Measuring Finished Notes
All finished banknotes are targeted to be the same size and are printed 32 per sheet. Although each sheet is electronically inspected on the printing press and again before banknote numbering, the BEP did not have a reliable way of identifying finished banknote feature registration discrepancies that occur as a result of accumulated subtle variations with the many print phases and trim operations associated with currency production. Without this information, the BEP was unable to quantify its process capabilities or to measure improvements in banknote quality. Therefore, the production engineering group developed a vision-based note measurement system that automatically measures and records 27 note registration features (137 data points) on each cut bill.
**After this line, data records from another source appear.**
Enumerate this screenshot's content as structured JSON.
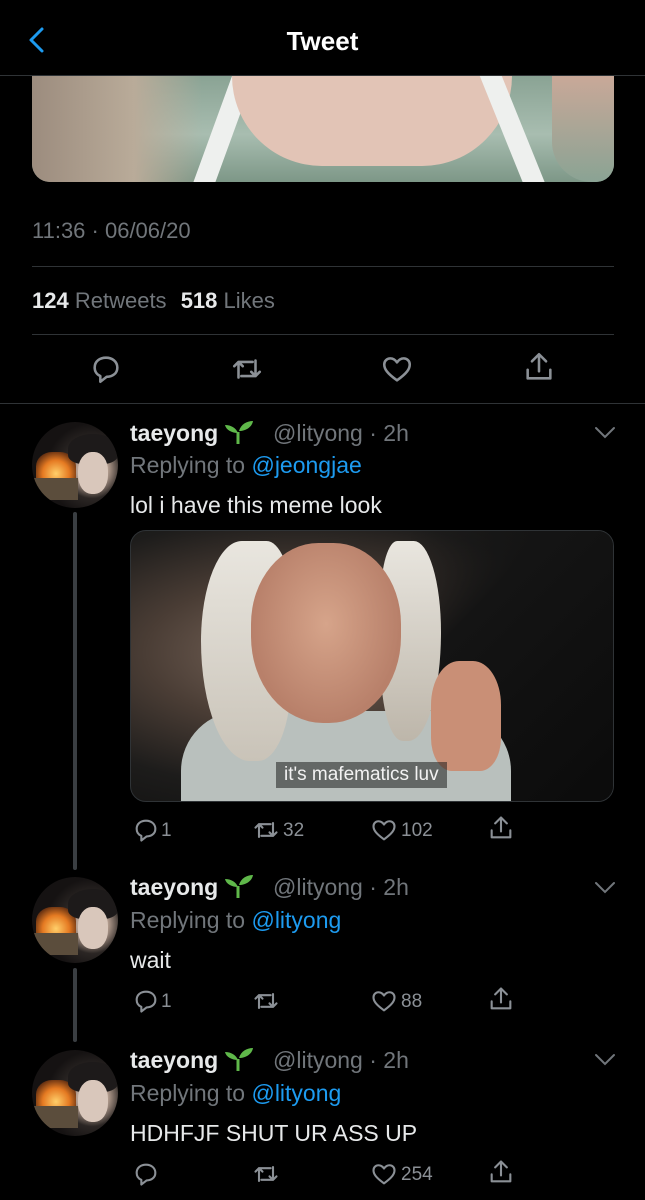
{
  "header": {
    "title": "Tweet"
  },
  "main_tweet": {
    "timestamp": "11:36 · 06/06/20",
    "retweets_count": "124",
    "retweets_label": "Retweets",
    "likes_count": "518",
    "likes_label": "Likes"
  },
  "replies": [
    {
      "name": "taeyong",
      "handle": "@lityong",
      "time": "2h",
      "replying_prefix": "Replying to",
      "replying_to": "@jeongjae",
      "text": "lol i have this meme look",
      "media_caption": "it's mafematics luv",
      "reply_count": "1",
      "retweet_count": "32",
      "like_count": "102"
    },
    {
      "name": "taeyong",
      "handle": "@lityong",
      "time": "2h",
      "replying_prefix": "Replying to",
      "replying_to": "@lityong",
      "text": "wait",
      "reply_count": "1",
      "retweet_count": "",
      "like_count": "88"
    },
    {
      "name": "taeyong",
      "handle": "@lityong",
      "time": "2h",
      "replying_prefix": "Replying to",
      "replying_to": "@lityong",
      "text": "HDHFJF SHUT UR ASS UP",
      "reply_count": "",
      "retweet_count": "",
      "like_count": "254"
    }
  ],
  "colors": {
    "background": "#000000",
    "accent": "#1d9bf0",
    "secondary_text": "#71767b",
    "primary_text": "#e7e9ea",
    "divider": "#2f3336",
    "sprout": "#5fb84a"
  },
  "icons": [
    "back-chevron-icon",
    "reply-icon",
    "retweet-icon",
    "like-icon",
    "share-icon",
    "caret-down-icon",
    "sprout-emoji-icon"
  ]
}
These include substrate size, intaglio print size and position, on both sides, and position of the seals and serial numbers. Measuring bank-notes in reflected light is a challenge, as the intaglio printing process is variable by nature and finding print edges consistently on the fine engraved artwork is difficult.
An image-based inspection system, which had to accommodate multiple banknote designs, proved a success. Each measurement station has a vacuum fixture to hold and position the banknote, three digital cameras, a microprocessor-controlled light source, a continuously diffuse illuminator, a PC equipped with two frame grabbers and two machine-vision software packages that co-exist for image analysis. After each note is positioned, images of the front and back of each note are taken and transferred to the frame grabber. Each image is analyzed by both machine vision applications for optical character reader and caliper measurement. The software's landmarking tools account for trim and print variations, and compensate for incorrectly oriented notes. Using grayscale edge detection, the machine vision software measures pixels and sub-pixels repeatedly for precision within ±0.2 millimeter. This was crucial because many of the fine line features printed on banknotes are smaller than the camera's pixel resolution.
The team developed software to provide an easy-to-use graphical interface, scale pixel measurements to millimeters, enforce data integrity and store the measurements in a spreadsheet-compatible database.
Using this vision system, engineers can quantify the registration variability to within a half-millimeter granularity. As they leverage their experience with this technology, the group anticipates it will build tools to measure even finer reductions.
With ongoing quality considerations and the increasing need to deter counterfeiting, the team developed an automated inspection system to examine a semi-covert, machine-readable feature on each banknote. This feature is created by applying inks in denomination-specific patterns in precise locations throughout each printed sheet.
The BEP had used human inspectors for this application, but, with 8,000 to 10,000 sheets of 32 banknotes coming off the presses each hour, only a small percentage was inspected, and with less reliability than with an online, automated system. The inspection system had to withstand the harsh environment inside a high-speed printing press that applies 80 tons of pressure per sheet. This process creates floor-
shaking vibrations that make capturing an image challenging.
The inspection system starts with an 8-bit monochrome tethered-head camera that provides increased sensitivity and low-light imaging capabilities. In addition to capturing images from the camera, a frame grabber provides digital I/O capabilities that activate a light bar and voice module. These indicators provide operators with feedback about each sheet.
The system incorporates off-the-shelf machine-vision software for image analysis capabilities. Using an object-oriented program language integrated into the software, the team wrote algorithms to enhance the system's ability to capture high-quality images under these conditions.
Over the past four years, the system has operated 24 hours a day for 5 to 7 days per week and performs 100% inspections at a minimum of 2.4 sheets per second.
ipd, a division of Coreco Imaging